### WHAT YOU HAVE TO DO
Repeat the records below word for word, but start at the line that contains "Enumerate this screenshot's", stop after the last line, and include nothing else.

### SOURCE MATERIAL
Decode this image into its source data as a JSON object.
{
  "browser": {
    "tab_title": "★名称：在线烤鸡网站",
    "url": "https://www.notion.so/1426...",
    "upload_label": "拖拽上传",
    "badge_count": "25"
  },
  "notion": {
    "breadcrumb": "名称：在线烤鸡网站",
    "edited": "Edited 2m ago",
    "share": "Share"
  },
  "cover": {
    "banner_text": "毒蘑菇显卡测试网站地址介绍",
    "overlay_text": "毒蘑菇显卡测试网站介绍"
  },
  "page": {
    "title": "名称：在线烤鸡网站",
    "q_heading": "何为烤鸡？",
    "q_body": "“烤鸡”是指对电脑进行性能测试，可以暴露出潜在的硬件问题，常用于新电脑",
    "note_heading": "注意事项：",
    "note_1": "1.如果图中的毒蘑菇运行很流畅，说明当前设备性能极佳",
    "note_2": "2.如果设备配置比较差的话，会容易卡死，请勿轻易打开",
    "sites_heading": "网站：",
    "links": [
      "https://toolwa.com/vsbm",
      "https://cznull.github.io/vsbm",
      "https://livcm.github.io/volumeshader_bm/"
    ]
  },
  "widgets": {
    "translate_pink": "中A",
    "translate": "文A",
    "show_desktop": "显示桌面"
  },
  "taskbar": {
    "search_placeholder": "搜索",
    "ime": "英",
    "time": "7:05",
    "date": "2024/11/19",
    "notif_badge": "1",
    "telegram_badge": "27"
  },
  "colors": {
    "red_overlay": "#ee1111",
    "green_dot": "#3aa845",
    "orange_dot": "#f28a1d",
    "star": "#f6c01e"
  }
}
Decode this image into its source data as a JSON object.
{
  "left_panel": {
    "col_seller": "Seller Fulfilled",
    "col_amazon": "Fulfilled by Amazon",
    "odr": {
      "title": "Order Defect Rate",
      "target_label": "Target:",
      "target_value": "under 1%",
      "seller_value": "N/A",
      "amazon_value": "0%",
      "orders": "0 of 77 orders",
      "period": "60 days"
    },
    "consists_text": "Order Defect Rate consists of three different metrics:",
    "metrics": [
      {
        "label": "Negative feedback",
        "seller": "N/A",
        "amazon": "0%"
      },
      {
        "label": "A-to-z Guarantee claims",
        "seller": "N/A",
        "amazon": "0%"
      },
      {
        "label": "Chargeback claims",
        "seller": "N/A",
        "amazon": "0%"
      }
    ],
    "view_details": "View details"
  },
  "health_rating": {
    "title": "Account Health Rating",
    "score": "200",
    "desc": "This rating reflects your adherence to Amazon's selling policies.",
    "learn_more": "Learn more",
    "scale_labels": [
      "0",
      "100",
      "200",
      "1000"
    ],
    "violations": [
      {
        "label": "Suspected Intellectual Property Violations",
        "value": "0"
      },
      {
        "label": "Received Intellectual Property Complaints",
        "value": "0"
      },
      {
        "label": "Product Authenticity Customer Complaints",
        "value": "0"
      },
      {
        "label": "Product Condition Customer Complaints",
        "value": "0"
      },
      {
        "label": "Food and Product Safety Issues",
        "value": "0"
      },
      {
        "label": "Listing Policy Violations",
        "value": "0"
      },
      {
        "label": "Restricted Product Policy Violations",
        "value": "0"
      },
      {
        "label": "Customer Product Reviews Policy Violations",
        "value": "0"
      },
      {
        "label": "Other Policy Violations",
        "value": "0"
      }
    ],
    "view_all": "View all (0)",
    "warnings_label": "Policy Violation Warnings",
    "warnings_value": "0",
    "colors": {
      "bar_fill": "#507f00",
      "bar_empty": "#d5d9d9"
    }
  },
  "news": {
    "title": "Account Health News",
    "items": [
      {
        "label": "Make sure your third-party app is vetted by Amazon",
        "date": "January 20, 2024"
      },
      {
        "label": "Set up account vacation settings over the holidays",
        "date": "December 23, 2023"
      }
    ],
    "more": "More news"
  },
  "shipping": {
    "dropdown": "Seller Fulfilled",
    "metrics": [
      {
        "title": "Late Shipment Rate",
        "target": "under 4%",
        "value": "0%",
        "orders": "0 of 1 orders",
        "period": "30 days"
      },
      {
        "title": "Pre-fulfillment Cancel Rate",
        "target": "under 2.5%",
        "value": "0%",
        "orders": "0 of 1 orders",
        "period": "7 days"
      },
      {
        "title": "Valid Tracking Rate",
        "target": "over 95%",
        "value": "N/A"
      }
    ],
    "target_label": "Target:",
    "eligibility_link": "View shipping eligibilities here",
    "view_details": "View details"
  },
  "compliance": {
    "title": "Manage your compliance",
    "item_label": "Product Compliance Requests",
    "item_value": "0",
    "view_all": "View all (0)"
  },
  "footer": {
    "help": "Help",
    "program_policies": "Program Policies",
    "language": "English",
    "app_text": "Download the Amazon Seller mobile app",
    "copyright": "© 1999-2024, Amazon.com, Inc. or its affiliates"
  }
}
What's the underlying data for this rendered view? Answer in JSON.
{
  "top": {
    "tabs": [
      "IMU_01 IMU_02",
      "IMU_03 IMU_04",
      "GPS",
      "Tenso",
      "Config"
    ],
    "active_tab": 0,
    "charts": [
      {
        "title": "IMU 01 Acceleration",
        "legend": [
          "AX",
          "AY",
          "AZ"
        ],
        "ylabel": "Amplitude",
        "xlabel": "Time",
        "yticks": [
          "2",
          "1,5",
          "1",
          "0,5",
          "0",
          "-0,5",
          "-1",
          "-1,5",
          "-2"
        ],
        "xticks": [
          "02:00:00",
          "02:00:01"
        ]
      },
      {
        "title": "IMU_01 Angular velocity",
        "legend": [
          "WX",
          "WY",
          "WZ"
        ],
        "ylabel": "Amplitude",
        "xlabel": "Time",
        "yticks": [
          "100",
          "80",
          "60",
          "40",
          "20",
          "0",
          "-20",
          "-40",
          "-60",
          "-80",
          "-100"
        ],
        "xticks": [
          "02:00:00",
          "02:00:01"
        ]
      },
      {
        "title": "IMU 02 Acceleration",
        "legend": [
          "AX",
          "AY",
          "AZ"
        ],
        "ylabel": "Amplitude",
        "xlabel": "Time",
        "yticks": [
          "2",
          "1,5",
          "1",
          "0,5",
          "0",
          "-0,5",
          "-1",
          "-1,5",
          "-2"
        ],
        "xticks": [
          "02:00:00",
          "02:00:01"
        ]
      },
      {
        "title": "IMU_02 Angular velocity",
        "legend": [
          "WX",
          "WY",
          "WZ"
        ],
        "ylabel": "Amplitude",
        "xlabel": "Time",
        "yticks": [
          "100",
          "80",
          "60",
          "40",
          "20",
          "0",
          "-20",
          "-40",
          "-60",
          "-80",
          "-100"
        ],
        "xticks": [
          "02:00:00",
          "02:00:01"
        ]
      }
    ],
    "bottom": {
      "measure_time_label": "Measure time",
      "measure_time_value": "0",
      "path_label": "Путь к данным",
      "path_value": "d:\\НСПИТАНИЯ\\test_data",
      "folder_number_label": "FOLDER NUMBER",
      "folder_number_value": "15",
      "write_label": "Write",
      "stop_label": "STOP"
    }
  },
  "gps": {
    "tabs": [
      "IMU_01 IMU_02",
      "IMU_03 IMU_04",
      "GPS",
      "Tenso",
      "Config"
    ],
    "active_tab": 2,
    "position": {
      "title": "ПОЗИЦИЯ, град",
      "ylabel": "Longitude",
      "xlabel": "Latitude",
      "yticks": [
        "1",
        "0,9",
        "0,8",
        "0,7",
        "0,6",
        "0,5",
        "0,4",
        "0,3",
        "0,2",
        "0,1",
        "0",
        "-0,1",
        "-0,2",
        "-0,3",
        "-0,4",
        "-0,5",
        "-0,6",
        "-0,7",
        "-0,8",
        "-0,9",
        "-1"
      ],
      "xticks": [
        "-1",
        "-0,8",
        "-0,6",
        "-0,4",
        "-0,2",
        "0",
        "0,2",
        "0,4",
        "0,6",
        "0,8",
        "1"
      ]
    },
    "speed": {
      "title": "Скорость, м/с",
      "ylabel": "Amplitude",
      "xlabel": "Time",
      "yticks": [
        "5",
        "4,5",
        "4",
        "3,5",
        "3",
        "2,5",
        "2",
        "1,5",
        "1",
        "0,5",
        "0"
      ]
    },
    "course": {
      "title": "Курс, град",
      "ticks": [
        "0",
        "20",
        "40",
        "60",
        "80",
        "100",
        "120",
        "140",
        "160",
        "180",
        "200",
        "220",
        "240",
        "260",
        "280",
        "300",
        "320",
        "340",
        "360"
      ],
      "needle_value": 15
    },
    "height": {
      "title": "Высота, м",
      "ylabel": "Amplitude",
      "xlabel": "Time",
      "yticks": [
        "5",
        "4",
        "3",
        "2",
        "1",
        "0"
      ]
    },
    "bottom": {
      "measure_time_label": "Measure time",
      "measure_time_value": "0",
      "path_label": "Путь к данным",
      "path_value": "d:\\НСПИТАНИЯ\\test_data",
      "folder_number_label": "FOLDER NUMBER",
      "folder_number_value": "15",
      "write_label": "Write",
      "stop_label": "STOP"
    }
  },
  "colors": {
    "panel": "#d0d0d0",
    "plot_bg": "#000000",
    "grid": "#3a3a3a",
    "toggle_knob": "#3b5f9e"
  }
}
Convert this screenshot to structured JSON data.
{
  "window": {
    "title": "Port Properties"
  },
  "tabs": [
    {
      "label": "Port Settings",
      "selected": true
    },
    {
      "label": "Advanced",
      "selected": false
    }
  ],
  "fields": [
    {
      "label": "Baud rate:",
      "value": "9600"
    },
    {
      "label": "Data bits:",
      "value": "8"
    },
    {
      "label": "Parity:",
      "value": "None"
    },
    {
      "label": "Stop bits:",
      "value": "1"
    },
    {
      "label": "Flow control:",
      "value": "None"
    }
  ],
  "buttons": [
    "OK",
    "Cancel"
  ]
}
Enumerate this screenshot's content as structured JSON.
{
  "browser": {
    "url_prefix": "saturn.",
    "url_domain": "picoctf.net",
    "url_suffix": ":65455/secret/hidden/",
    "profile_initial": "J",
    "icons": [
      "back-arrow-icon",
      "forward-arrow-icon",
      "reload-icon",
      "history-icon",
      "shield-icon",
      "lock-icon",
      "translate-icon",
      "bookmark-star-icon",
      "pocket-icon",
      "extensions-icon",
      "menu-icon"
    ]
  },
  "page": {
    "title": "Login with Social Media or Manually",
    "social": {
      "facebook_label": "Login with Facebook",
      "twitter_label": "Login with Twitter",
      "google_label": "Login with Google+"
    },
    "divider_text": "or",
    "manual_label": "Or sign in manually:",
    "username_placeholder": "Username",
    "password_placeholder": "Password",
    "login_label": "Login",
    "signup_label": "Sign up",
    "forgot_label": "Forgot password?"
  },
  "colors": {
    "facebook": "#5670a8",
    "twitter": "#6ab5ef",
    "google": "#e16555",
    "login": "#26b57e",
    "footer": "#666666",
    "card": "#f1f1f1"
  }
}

### TASK RESPONSE
Enumerate this screenshot's content as structured JSON.
{
  "browser": {
    "url_prefix": "saturn.",
    "url_domain": "picoctf.net",
    "url_suffix": ":65455/secret/hidden/",
    "profile_initial": "J",
    "icons": [
      "back-arrow-icon",
      "forward-arrow-icon",
      "reload-icon",
      "history-icon",
      "shield-icon",
      "lock-icon",
      "translate-icon",
      "bookmark-star-icon",
      "pocket-icon",
      "extensions-icon",
      "menu-icon"
    ]
  },
  "page": {
    "title": "Login with Social Media or Manually",
    "social": {
      "facebook_label": "Login with Facebook",
      "twitter_label": "Login with Twitter",
      "google_label": "Login with Google+"
    },
    "divider_text": "or",
    "manual_label": "Or sign in manually:",
    "username_placeholder": "Username",
    "password_placeholder": "Password",
    "login_label": "Login",
    "signup_label": "Sign up",
    "forgot_label": "Forgot password?"
  },
  "colors": {
    "facebook": "#5670a8",
    "twitter": "#6ab5ef",
    "google": "#e16555",
    "login": "#26b57e",
    "footer": "#666666",
    "card": "#f1f1f1"
  }
}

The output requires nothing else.